Hanging over all of this deliberation and report-writing is a big-ticket, broad-perspective and not-so-long-term question that weighs mightily on the future of this community: If not this project, then what do you want to do with the Tideflats?
It’s a not-so-long-term question not just because of this project, or because of the objections raised by Tacomans who believe they’ll be affected. The future of urban-area industrial zones is a big one across the country.
Like Tacoma, Seattle grew up as an industrial city and, its present image notwithstanding, there are still sizable pockets of industrial activity, such as Sodo, Harbor Island and along the Ship Canal.
But for how much longer? Competing uses — housing, retailing, offices, even proposed arenas — can pay more for land on the periphery of those zones at a time when industrial companies operating in global marketplaces are looking to slice every dollar they can.
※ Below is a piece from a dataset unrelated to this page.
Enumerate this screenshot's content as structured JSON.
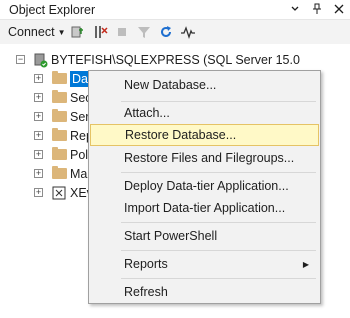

And once those competing uses show up on the doorstep, the workers, customers and residents often object to finding industrial activities occurring in what used to be an industrial zone. Meanwhile, industrial workers are being squeezed out by high housing prices, and operating costs increase because of congestion. Given all that, little wonder that some businesses decide it makes more sense to do business in the Kent Valley or the Tideflats.
Development patterns and contrasting economic fortunes have muted that cycle in Tacoma, but it’s not immune to the same competition for land and uses. One difference is that Tacoma, particularly in the Tideflats, still has room for development. The Port of Tacoma’s website advertises “more than 2,700 acres of prime industrially-zoned property.”
To do what? Maybe just use it for more container storage and staging space for trains, especially if the era of super-jumbo-ginormous ships comes to pass. Or warehouses. Or advanced manufacturing (as long as they do it quietly). Or industrial-scale marijuana grow facilities (an increasingly popular economic development strategy). Or perhaps let it morph into some other non-industrial use.
The Tideflats has long been Tacoma’s workshop, but it hasn’t stayed static. Companies come and go. The methanol plant is proposed for the former site of Kaiser aluminum smelter. Timber and lumber have waned. Some boat builders endure while others (Tacoma Boat, Martinac) disappear. The port transitioned to containers.
The area is going to change again, whether anyone plans for it. What it’s going to change into, and whether that’s for the better, are topics that may not be on the official discussion agenda. Given what’s at stake, they ought to be.
Bill Virgin is editor and publisher of Washington Manufacturing Alert and Pacific Northwest Rail News. He can be reached at firstname.lastname@example.org.